Late-night, suggestive texts from a male legislator to a female staffer leading bill negotiations.
A committee chairman making a crude comment to a female staff member about her anatomy.
A top legislator who explained his “open marriage” to a female staffer over dinner and asked if she was single.
Those are just three of the incidents detailed in a blistering open letter that alleges sexual harassment is widespread in Illinois politics. The #MeToo campaign, which encourages people who have been sexually harassed or abused to speak up, may have gained traction due to the deplorable actions of Hollywood’s Harvey Weinstein, but it’s shined a much-needed light on a culture that has done little to stop the powerful from degrading their subordinates.

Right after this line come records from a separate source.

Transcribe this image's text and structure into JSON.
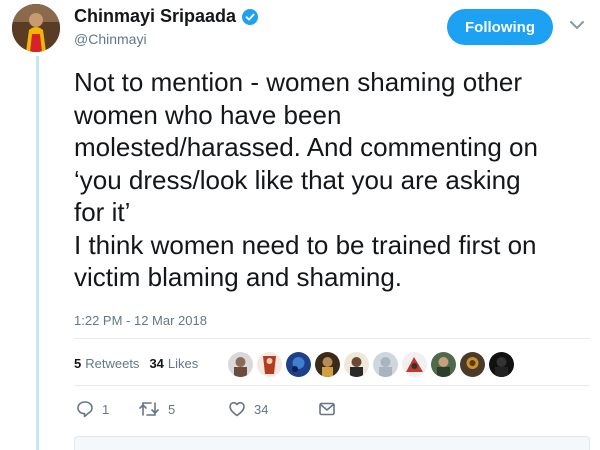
{
  "author": {
    "display_name": "Chinmayi Sripaada",
    "handle": "@Chinmayi",
    "verified": true
  },
  "follow_button": {
    "label": "Following"
  },
  "tweet": {
    "lines": [
      "Not to mention - women shaming other",
      "women who have been",
      "molested/harassed. And commenting on",
      "‘you dress/look like that you are asking",
      "for it’",
      "I think women need to be trained first on",
      "victim blaming and shaming."
    ],
    "timestamp": "1:22 PM - 12 Mar 2018"
  },
  "stats": {
    "retweets_count": "5",
    "retweets_label": "Retweets",
    "likes_count": "34",
    "likes_label": "Likes"
  },
  "actions": {
    "reply_count": "1",
    "retweet_count": "5",
    "like_count": "34"
  },
  "colors": {
    "accent": "#1da1f2",
    "thread_line": "#c4e7f5",
    "secondary_text": "#657786"
  }
}
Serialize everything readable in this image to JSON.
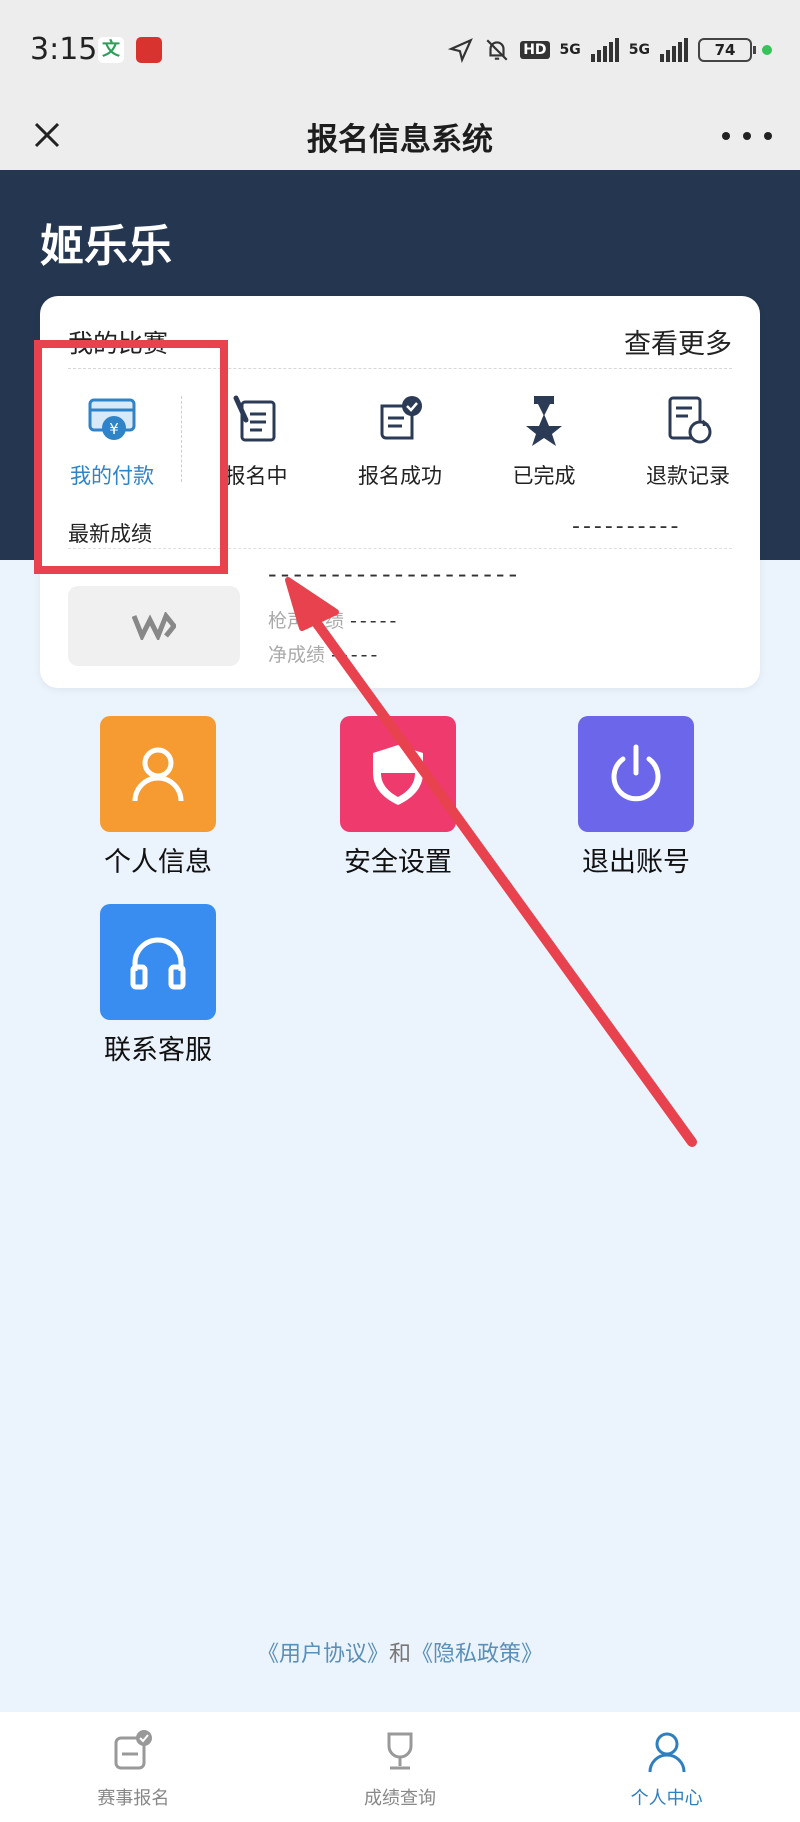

It is pervasive and permeates every industry.
None of these incidents described in the Springfield letter should surprise anyone who has spent more than a few minutes in the Statehouse. Most women who have worked in the Capitol halls likely have a story about how they have felt demeaned by a word, look or behavior of a man who held more sway than they in the political arena. They can describe in detail how they’ve understandably feared retaliation if they spoke up.
The letter has been signed by at least 160 women, including legislators, lobbyists, attorneys and directors of nonprofit groups. No one was named but the letter — signed “The Women Who Make Illinois Run” — details incidents that range from suggestive comments to unwanted touches to not being paid in retaliation for rebuffing sexual advances.
It’s shameful and disgusting, and this rampant behavior has been tolerated for far too long — in part because the public silence let some pretend it wasn’t happening. The letter signals its intent to change the Capitol culture with its title of ”#MeToo? It’s Time to Demand #NoMore in Illinois.” It insists that the focus should be not only on the perpetrators of these despicable actions, but also by colleagues who for decades have observed — and ignored — this appalling behavior.
Initial reaction has been swift. State Rep. Sara Feigenholtz, who says she signed the letter, has introduced a resolution that “urges those in government to commit to working to change the culture that breeds sexual harassment.” House Speaker Michael Madigan said his chamber will advance legislation that requires legislators, staff and lobbyists to complete annual sexual harassment training. Lobbyists will be required to develop and submit their own sexual harassment policies. Madigan also said he had directed staff to conduct a review of existing policies related to the issue and identify additional changes that should be made.
Senate President John Cullerton says he supports the legislation, as does House GOP Leader Jim Durkin. Senate GOP Leader Bill Brady’s office said he would co-sponsor the legislation in the Senate.